Which lines of the records below contain the string "workouts"? Report each of them.
※ ※ ※
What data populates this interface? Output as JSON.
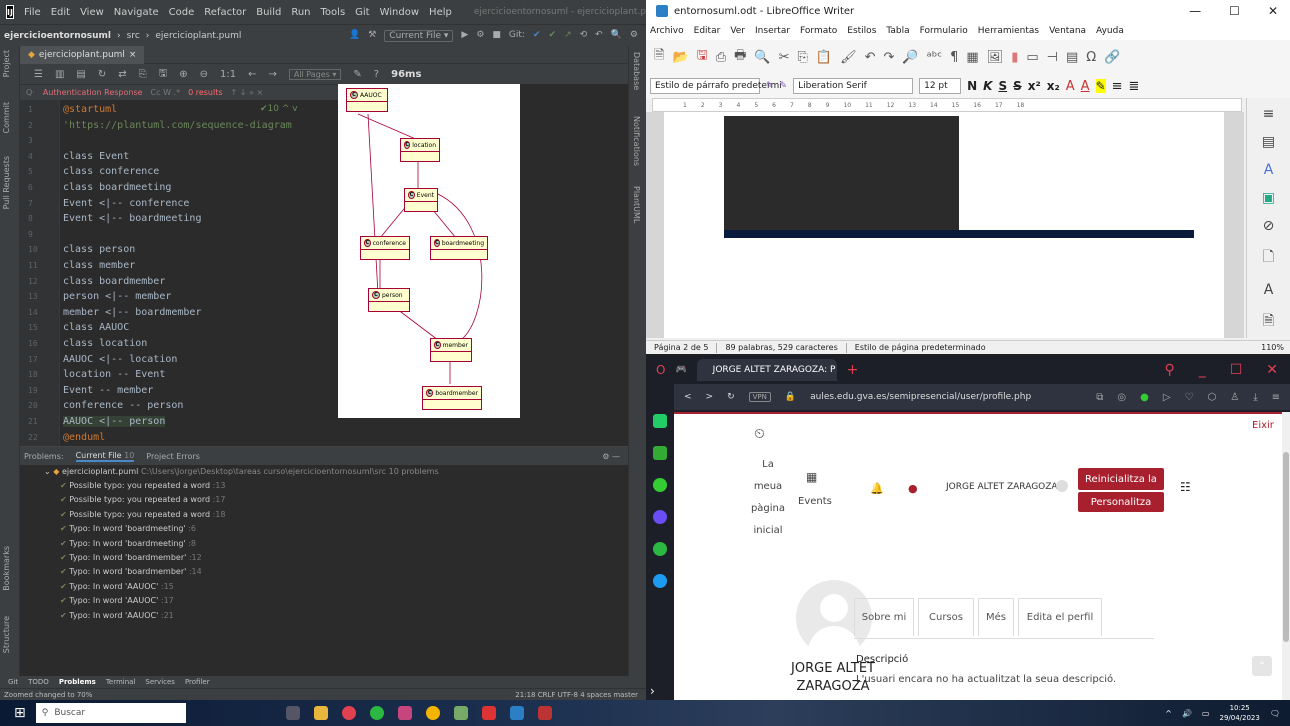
{
  "intellij": {
    "menu": [
      "File",
      "Edit",
      "View",
      "Navigate",
      "Code",
      "Refactor",
      "Build",
      "Run",
      "Tools",
      "Git",
      "Window",
      "Help"
    ],
    "window_title": "ejercicioentornosuml - ejercicioplant.puml",
    "project": "ejercicioentornosuml",
    "src": "src",
    "file": "ejercicioplant.puml",
    "current_file": "Current File ▾",
    "git_label": "Git:",
    "tab": "ejercicioplant.puml",
    "all_pages": "All Pages ▾",
    "zoom_time": "96ms",
    "ratio": "1:1",
    "search_text": "Authentication Response",
    "search_case": "Cc W .*",
    "search_results": "0 results",
    "inspect_count": "✔10 ^ v",
    "code_lines": [
      {
        "n": "1",
        "t": "@startuml",
        "cls": "kw"
      },
      {
        "n": "2",
        "t": "'https://plantuml.com/sequence-diagram",
        "cls": "st"
      },
      {
        "n": "3",
        "t": "",
        "cls": ""
      },
      {
        "n": "4",
        "t": "class Event",
        "cls": ""
      },
      {
        "n": "5",
        "t": "class conference",
        "cls": ""
      },
      {
        "n": "6",
        "t": "class boardmeeting",
        "cls": ""
      },
      {
        "n": "7",
        "t": "Event <|-- conference",
        "cls": ""
      },
      {
        "n": "8",
        "t": "Event <|-- boardmeeting",
        "cls": ""
      },
      {
        "n": "9",
        "t": "",
        "cls": ""
      },
      {
        "n": "10",
        "t": "class person",
        "cls": ""
      },
      {
        "n": "11",
        "t": "class member",
        "cls": ""
      },
      {
        "n": "12",
        "t": "class boardmember",
        "cls": ""
      },
      {
        "n": "13",
        "t": "person <|-- member",
        "cls": ""
      },
      {
        "n": "14",
        "t": "member <|-- boardmember",
        "cls": ""
      },
      {
        "n": "15",
        "t": "class AAUOC",
        "cls": ""
      },
      {
        "n": "16",
        "t": "class location",
        "cls": ""
      },
      {
        "n": "17",
        "t": "AAUOC <|-- location",
        "cls": ""
      },
      {
        "n": "18",
        "t": "location -- Event",
        "cls": ""
      },
      {
        "n": "19",
        "t": "Event -- member",
        "cls": ""
      },
      {
        "n": "20",
        "t": "conference -- person",
        "cls": ""
      },
      {
        "n": "21",
        "t": "AAUOC <|-- person",
        "cls": ""
      },
      {
        "n": "22",
        "t": "@enduml",
        "cls": "kw"
      }
    ],
    "diagram_classes": [
      "AAUOC",
      "location",
      "Event",
      "conference",
      "boardmeeting",
      "person",
      "member",
      "boardmember"
    ],
    "left_strip": [
      "Project",
      "Commit",
      "Pull Requests",
      "Bookmarks",
      "Structure"
    ],
    "right_strip": [
      "Database",
      "Notifications",
      "PlantUML"
    ],
    "problems_tabs": [
      "Problems:",
      "Current File",
      "10",
      "Project Errors"
    ],
    "problems_file": "ejercicioplant.puml",
    "problems_path": "C:\\Users\\Jorge\\Desktop\\tareas curso\\ejercicioentornosuml\\src",
    "problems_count": "10 problems",
    "problems": [
      {
        "t": "Possible typo: you repeated a word",
        "n": ":13"
      },
      {
        "t": "Possible typo: you repeated a word",
        "n": ":17"
      },
      {
        "t": "Possible typo: you repeated a word",
        "n": ":18"
      },
      {
        "t": "Typo: In word 'boardmeeting'",
        "n": ":6"
      },
      {
        "t": "Typo: In word 'boardmeeting'",
        "n": ":8"
      },
      {
        "t": "Typo: In word 'boardmember'",
        "n": ":12"
      },
      {
        "t": "Typo: In word 'boardmember'",
        "n": ":14"
      },
      {
        "t": "Typo: In word 'AAUOC'",
        "n": ":15"
      },
      {
        "t": "Typo: In word 'AAUOC'",
        "n": ":17"
      },
      {
        "t": "Typo: In word 'AAUOC'",
        "n": ":21"
      }
    ],
    "bottom_tabs": [
      "Git",
      "TODO",
      "Problems",
      "Terminal",
      "Services",
      "Profiler"
    ],
    "status_left": "Zoomed changed to 70%",
    "status_right": "21:18  CRLF  UTF-8  4 spaces  master"
  },
  "writer": {
    "title": "entornosuml.odt - LibreOffice Writer",
    "menu": [
      "Archivo",
      "Editar",
      "Ver",
      "Insertar",
      "Formato",
      "Estilos",
      "Tabla",
      "Formulario",
      "Herramientas",
      "Ventana",
      "Ayuda"
    ],
    "para_style": "Estilo de párrafo predetermi",
    "font": "Liberation Serif",
    "size": "12 pt",
    "fmt": [
      "N",
      "K",
      "S",
      "S",
      "x²",
      "x₂"
    ],
    "ruler": [
      "1",
      "2",
      "3",
      "4",
      "5",
      "6",
      "7",
      "8",
      "9",
      "10",
      "11",
      "12",
      "13",
      "14",
      "15",
      "16",
      "17",
      "18"
    ],
    "status_page": "Página 2 de 5",
    "status_words": "89 palabras, 529 caracteres",
    "status_style": "Estilo de página predeterminado",
    "status_zoom": "110%"
  },
  "browser": {
    "tab_title": "JORGE ALTET ZARAGOZA: P",
    "url": "aules.edu.gva.es/semipresencial/user/profile.php",
    "vpn": "VPN",
    "eixir": "Eixir",
    "home_lines": [
      "La",
      "meua",
      "pàgina",
      "inicial"
    ],
    "events": "Events",
    "user_name": "JORGE ALTET ZARAGOZA",
    "btn_reset": "Reinicialitza la",
    "btn_custom": "Personalitza",
    "profile_tabs": [
      "Sobre mi",
      "Cursos",
      "Més",
      "Edita el perfil"
    ],
    "profile_name_1": "JORGE ALTET",
    "profile_name_2": "ZARAGOZA",
    "desc_title": "Descripció",
    "desc_text": "L'usuari encara no ha actualitzat la seua descripció."
  },
  "taskbar": {
    "search": "Buscar",
    "time": "10:25",
    "date": "29/04/2023"
  }
}
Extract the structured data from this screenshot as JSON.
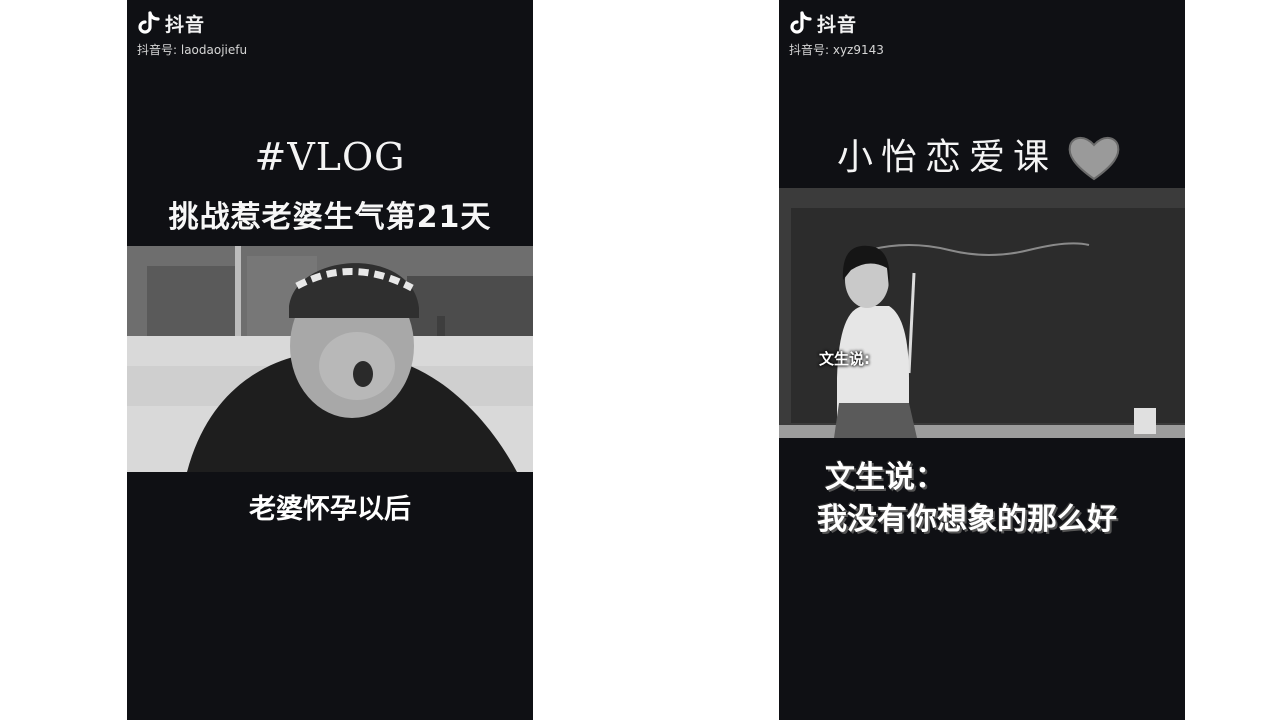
{
  "left_video": {
    "watermark": {
      "brand": "抖音",
      "account_id": "抖音号: laodaojiefu"
    },
    "hashtag": "#VLOG",
    "title": "挑战惹老婆生气第21天",
    "subtitle": "老婆怀孕以后"
  },
  "right_video": {
    "watermark": {
      "brand": "抖音",
      "account_id": "抖音号: xyz9143"
    },
    "course_title": "小怡恋爱课",
    "heart_icon": "heart-icon",
    "speaker_label": "文生说:",
    "caption_line1": "文生说：",
    "caption_line2": "我没有你想象的那么好"
  },
  "colors": {
    "page_background": "#ffffff",
    "panel_background": "#0f1014",
    "text": "#ffffff"
  }
}
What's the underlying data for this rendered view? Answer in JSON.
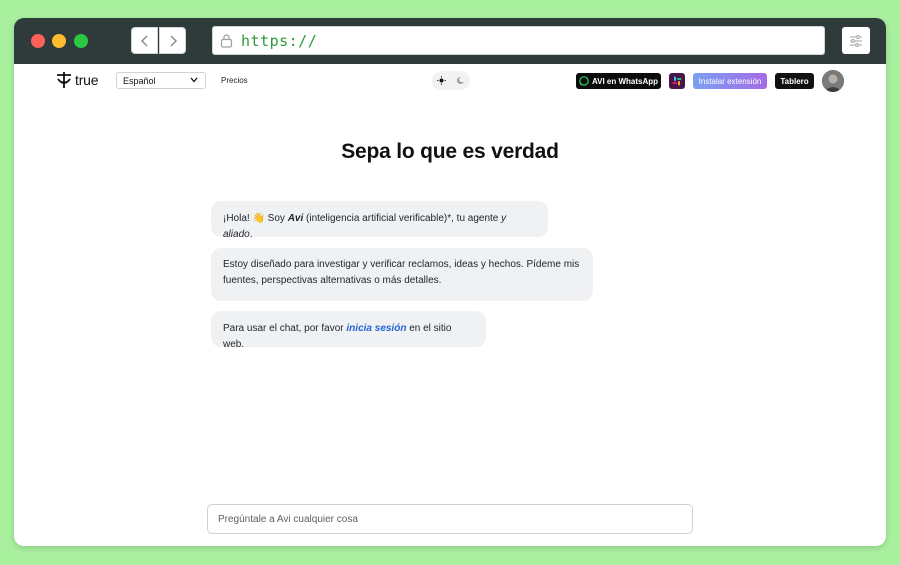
{
  "browser": {
    "url": "https://"
  },
  "header": {
    "brand": "true",
    "language": "Español",
    "prices_link": "Precios",
    "whatsapp_button": "AVI en WhatsApp",
    "extension_button": "Instalar extensión",
    "dashboard_button": "Tablero"
  },
  "main": {
    "title": "Sepa lo que es verdad",
    "messages": {
      "m1": {
        "greeting": "¡Hola! ",
        "wave": "👋",
        "soy": " Soy ",
        "avi": "Avi",
        "desc": " (inteligencia artificial verificable)*, tu agente ",
        "aliado": "y aliado",
        "end": "."
      },
      "m2": {
        "text": "Estoy diseñado para investigar y verificar reclamos, ideas y hechos. Pídeme mis fuentes, perspectivas alternativas o más detalles."
      },
      "m3": {
        "before": "Para usar el chat, por favor ",
        "link": "inicia sesión",
        "after": " en el sitio web."
      }
    },
    "chat_placeholder": "Pregúntale a Avi cualquier cosa"
  },
  "colors": {
    "page_background": "#a8ef9e",
    "titlebar": "#2f3b3b",
    "url_text": "#2e9a3a",
    "link": "#2166d6",
    "bubble": "#f0f1f3"
  },
  "icons": [
    "chevron-left-icon",
    "chevron-right-icon",
    "lock-icon",
    "sliders-icon",
    "logo-icon",
    "chevron-down-icon",
    "sun-icon",
    "moon-icon",
    "whatsapp-icon",
    "slack-icon"
  ]
}
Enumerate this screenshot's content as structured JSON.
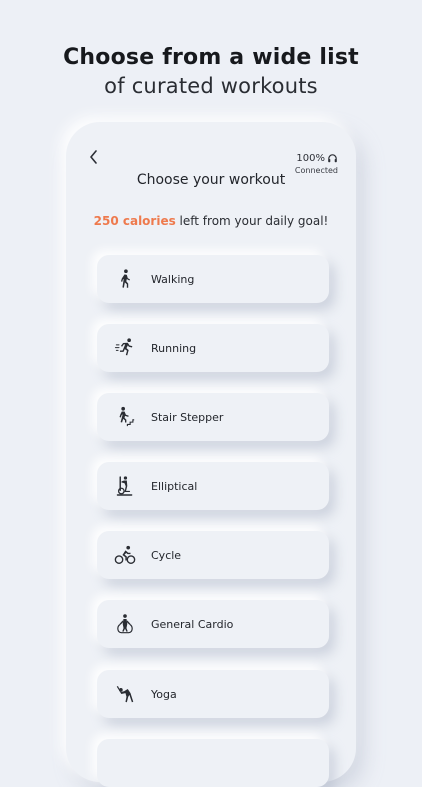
{
  "headline": {
    "line1": "Choose from a wide list",
    "line2": "of curated workouts"
  },
  "status": {
    "battery": "100%",
    "connection": "Connected"
  },
  "screen": {
    "title": "Choose your workout",
    "calories_highlight": "250 calories",
    "calories_rest": " left from your daily goal!"
  },
  "workouts": [
    {
      "label": "Walking",
      "icon": "walking-icon"
    },
    {
      "label": "Running",
      "icon": "running-icon"
    },
    {
      "label": "Stair Stepper",
      "icon": "stair-stepper-icon"
    },
    {
      "label": "Elliptical",
      "icon": "elliptical-icon"
    },
    {
      "label": "Cycle",
      "icon": "cycle-icon"
    },
    {
      "label": "General Cardio",
      "icon": "general-cardio-icon"
    },
    {
      "label": "Yoga",
      "icon": "yoga-icon"
    }
  ],
  "colors": {
    "background": "#edf0f6",
    "accent": "#ee7a4d",
    "text": "#23262c"
  }
}
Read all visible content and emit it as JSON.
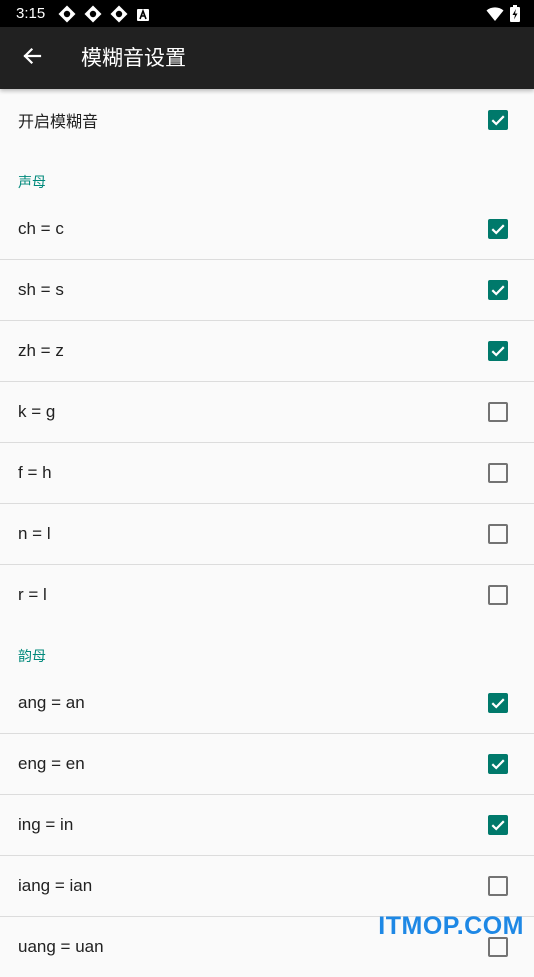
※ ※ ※
- _Solution for this problem_:
    "line2": "of curated workouts"
  "workouts": [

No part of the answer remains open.